For the taxpayers of Utah, 1% —1.5% is my best guess.
Bernie Sanders promoted “free college” during the 2016 Democratic Primaries; unfortunately, Senator Sanders wasn’t able to articulate that message into a winning strategy. Democrats, in general, are failing to capitalize on an issue that should resonate with the majority of Americans.
Who is concerned about college cost? If it’s not everybody, it should be. There are nearly 120,000 students enrolled in Utah’s colleges and universities. With approximately 900,000 households, we can estimate that more than 1 in 10 households have a college student and are directly impacted by the cost of college. I would wager that families with school-age children (K-12) are equally concerned. Add grandparents to the equation, what percentage of Utah households are concerned? You and all these people — hundreds of thousands if not a one to two million — who want the next generation to succeed.
If the cost of college were negligible, wouldn’t the majority of these people (parents, grandparents, aunts, uncles, neighbors) consider college a worthwhile option?
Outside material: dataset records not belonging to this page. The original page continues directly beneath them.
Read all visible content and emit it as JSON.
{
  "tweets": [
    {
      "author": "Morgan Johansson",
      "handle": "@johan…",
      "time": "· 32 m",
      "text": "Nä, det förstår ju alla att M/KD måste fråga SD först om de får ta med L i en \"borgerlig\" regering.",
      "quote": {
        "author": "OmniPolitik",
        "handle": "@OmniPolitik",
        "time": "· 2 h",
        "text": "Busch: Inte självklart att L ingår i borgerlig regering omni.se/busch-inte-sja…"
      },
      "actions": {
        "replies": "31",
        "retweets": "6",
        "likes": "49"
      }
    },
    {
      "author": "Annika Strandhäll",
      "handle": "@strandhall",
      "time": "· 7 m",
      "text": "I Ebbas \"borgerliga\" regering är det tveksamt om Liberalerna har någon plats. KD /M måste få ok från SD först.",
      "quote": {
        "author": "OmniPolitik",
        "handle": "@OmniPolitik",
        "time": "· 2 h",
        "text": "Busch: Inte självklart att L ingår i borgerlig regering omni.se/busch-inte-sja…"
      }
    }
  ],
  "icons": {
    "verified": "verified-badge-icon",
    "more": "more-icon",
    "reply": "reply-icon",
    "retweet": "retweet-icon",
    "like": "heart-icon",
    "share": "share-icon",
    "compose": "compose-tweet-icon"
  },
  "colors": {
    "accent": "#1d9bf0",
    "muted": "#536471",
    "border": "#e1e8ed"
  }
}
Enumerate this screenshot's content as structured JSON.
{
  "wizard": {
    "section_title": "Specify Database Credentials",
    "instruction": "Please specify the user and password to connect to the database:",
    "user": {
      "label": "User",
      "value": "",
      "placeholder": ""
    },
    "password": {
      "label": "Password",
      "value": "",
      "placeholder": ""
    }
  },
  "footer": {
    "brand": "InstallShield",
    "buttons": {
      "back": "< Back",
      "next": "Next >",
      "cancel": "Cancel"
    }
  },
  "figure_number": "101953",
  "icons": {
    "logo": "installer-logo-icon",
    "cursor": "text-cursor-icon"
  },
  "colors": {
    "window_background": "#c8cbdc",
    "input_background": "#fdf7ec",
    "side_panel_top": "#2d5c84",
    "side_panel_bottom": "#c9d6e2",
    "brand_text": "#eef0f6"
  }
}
If the definition of a public institution is one that receives the majority of its funding from the public, then the state of Utah is on the verge of losing its public institutions of higher education (Table 1).
So, I want to pose a question: What would it cost to fund public higher education fully?
In Utah, the total FY 2016 budget was $14.2 billion; 12% of that was for Higher Education — approximately $1.7 billion. This amount is the Operating and Capital Budget. Students currently spend roughly $680 million in tuition and fees (Table 2). To fully fund higher education would require increasing the amount of money spent on higher education by 40% — but this is less than a 5% increase in the total state budget.
What would this mean to taxpayers? Census estimates show Utah having just over 900 thousand households in 2016; the median household income was $61,000. A back-of-the-envelope calculation would have the typical family pay less than $800 per year which would amount to a 1% — 1.5% increase in the income tax rate (currently at 5%). If you are a parent who wants their child to go to college, this is a bargain. For those of us whose children will be out of college, it’s a price I’d be willing to pay to provide qualified students the opportunity to succeed along a path with known financial benefits.
Is this a reasonable estimate? (It’s a start.)
Is this feasible? (It seems possible to me.)
It’s not free college — taxpayers will pay the bill, but it’s the ideal of public education and investment in our state we should consider.